◆ **TO DO**
Search the entries below for the word "true" and copy every line where it appears.

***** STUDY MATERIAL *****

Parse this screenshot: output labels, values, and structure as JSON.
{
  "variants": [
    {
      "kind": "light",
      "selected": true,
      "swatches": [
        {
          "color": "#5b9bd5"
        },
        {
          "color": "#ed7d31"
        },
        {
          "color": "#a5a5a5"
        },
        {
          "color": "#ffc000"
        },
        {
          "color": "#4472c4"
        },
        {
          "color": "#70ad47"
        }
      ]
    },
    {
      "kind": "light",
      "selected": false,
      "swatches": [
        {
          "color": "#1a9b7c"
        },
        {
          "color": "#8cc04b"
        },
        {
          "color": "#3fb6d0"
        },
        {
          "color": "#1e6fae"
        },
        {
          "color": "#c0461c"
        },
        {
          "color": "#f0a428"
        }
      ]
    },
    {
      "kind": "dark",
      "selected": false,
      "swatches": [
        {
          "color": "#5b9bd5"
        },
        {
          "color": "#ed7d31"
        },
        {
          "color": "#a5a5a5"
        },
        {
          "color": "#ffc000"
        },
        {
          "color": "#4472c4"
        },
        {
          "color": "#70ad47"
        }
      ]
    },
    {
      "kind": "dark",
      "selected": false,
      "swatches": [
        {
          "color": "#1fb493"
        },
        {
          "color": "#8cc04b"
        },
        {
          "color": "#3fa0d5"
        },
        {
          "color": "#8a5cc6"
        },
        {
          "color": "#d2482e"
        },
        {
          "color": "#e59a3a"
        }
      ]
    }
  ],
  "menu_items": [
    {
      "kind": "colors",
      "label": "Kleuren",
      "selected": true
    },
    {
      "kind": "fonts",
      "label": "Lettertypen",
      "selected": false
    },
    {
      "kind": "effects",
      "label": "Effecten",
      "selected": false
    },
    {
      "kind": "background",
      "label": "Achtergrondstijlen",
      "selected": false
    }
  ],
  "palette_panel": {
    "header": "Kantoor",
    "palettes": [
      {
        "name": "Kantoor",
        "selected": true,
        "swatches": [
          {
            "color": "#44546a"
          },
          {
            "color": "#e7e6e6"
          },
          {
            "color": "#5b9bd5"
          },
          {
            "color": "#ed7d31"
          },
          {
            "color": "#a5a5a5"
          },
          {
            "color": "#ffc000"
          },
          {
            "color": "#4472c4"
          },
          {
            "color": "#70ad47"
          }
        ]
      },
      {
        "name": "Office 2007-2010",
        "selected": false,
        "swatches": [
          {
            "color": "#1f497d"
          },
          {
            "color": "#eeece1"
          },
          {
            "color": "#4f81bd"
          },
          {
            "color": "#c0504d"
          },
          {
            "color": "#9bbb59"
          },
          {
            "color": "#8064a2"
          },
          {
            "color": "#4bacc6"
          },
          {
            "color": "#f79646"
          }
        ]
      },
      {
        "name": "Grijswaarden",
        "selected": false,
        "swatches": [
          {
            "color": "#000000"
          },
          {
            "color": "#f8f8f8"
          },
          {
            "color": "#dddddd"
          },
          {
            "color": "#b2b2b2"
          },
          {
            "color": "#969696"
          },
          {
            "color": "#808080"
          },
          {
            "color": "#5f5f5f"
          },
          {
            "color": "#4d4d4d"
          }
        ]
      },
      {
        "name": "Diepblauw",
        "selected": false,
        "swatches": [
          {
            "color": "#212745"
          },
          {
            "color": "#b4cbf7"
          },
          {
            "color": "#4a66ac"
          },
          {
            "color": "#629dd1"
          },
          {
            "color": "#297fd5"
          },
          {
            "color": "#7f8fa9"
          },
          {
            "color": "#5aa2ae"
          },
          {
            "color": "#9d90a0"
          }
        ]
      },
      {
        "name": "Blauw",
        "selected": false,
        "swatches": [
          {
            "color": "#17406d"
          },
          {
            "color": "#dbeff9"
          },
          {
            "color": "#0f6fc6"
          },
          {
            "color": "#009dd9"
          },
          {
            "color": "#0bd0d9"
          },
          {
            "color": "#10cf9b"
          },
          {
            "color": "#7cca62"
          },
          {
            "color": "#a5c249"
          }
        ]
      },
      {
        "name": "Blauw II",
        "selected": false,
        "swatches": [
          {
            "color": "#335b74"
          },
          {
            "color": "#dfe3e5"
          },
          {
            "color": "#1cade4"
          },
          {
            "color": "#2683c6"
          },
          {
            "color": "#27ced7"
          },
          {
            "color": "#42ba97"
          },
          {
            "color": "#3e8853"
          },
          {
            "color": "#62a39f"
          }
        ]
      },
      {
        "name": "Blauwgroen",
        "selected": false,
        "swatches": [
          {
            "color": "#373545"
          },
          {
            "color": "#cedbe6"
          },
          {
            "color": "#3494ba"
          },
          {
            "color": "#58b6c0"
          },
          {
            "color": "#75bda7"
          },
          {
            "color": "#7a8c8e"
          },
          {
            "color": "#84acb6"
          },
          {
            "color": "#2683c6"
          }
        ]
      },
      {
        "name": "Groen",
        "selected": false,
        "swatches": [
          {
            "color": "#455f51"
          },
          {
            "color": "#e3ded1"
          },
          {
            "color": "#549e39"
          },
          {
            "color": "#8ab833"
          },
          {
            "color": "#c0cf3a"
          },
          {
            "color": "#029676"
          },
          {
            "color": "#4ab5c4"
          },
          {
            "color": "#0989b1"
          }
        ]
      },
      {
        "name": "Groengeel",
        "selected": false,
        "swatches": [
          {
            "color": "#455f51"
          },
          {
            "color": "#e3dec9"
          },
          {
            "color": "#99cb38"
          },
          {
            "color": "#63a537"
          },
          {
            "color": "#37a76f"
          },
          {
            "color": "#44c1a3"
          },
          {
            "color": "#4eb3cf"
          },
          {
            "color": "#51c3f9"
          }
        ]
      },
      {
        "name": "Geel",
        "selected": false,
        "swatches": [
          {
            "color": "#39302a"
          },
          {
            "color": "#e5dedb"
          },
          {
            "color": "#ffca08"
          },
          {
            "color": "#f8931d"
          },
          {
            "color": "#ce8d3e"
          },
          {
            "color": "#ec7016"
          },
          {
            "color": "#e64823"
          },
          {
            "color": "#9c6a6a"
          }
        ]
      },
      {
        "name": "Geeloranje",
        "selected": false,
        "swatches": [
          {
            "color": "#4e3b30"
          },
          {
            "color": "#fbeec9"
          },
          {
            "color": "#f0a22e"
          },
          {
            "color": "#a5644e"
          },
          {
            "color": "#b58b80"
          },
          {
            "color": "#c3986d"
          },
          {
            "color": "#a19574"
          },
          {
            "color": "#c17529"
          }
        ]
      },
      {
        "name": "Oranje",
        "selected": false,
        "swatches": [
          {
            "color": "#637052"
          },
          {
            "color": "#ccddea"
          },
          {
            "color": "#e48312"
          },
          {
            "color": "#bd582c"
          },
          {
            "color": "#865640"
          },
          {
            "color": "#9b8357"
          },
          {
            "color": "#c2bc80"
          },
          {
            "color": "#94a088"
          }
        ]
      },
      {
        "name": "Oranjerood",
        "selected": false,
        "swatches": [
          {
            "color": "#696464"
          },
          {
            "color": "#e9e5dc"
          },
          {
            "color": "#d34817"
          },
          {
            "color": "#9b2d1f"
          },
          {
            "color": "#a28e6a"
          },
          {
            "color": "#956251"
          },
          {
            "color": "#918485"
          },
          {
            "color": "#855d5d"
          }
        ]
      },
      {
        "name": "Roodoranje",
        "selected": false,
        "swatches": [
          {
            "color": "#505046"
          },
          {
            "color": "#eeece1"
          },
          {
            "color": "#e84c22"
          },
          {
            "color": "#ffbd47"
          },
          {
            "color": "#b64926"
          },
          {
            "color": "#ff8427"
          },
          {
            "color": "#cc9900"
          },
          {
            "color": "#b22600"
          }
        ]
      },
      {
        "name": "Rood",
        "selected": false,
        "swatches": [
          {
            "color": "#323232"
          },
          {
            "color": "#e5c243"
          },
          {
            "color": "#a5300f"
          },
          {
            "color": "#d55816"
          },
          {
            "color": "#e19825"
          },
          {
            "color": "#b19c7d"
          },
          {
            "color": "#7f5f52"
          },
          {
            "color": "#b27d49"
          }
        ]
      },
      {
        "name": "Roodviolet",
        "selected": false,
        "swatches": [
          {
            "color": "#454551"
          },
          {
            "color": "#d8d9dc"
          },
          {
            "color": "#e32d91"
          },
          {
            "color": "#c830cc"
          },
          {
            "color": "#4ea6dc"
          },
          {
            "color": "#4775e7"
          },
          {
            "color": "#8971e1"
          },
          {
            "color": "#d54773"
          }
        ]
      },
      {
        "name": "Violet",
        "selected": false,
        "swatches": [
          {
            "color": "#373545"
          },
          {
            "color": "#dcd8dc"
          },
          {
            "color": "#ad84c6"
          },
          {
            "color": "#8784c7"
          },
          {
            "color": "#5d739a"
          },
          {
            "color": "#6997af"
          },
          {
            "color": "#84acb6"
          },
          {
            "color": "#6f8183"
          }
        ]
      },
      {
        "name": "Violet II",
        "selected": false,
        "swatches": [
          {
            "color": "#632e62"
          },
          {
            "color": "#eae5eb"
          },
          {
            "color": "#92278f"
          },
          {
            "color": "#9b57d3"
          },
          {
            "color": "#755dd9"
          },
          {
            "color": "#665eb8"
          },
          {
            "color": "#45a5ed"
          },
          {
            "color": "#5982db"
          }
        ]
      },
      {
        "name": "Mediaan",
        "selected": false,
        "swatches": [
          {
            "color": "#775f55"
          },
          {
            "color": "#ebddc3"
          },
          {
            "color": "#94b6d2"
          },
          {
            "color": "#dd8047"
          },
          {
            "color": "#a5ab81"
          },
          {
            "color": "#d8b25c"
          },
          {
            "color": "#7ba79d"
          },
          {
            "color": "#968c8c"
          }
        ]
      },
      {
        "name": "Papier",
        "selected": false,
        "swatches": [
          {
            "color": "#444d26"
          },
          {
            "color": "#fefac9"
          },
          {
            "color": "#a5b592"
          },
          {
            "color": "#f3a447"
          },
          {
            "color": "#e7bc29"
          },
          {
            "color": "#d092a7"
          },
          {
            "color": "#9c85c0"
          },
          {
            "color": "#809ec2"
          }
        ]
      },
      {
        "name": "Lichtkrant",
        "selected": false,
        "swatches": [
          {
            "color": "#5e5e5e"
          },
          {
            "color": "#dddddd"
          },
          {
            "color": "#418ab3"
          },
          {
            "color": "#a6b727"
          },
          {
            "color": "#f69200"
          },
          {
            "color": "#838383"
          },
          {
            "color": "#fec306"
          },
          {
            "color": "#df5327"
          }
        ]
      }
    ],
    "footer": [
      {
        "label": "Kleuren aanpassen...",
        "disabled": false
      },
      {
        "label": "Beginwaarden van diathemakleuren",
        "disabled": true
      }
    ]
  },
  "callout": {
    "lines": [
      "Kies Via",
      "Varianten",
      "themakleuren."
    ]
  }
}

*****

◆ **EXERCISE ANSWER**
      "selected": true,
      "selected": true
        "selected": true,
        "disabled": true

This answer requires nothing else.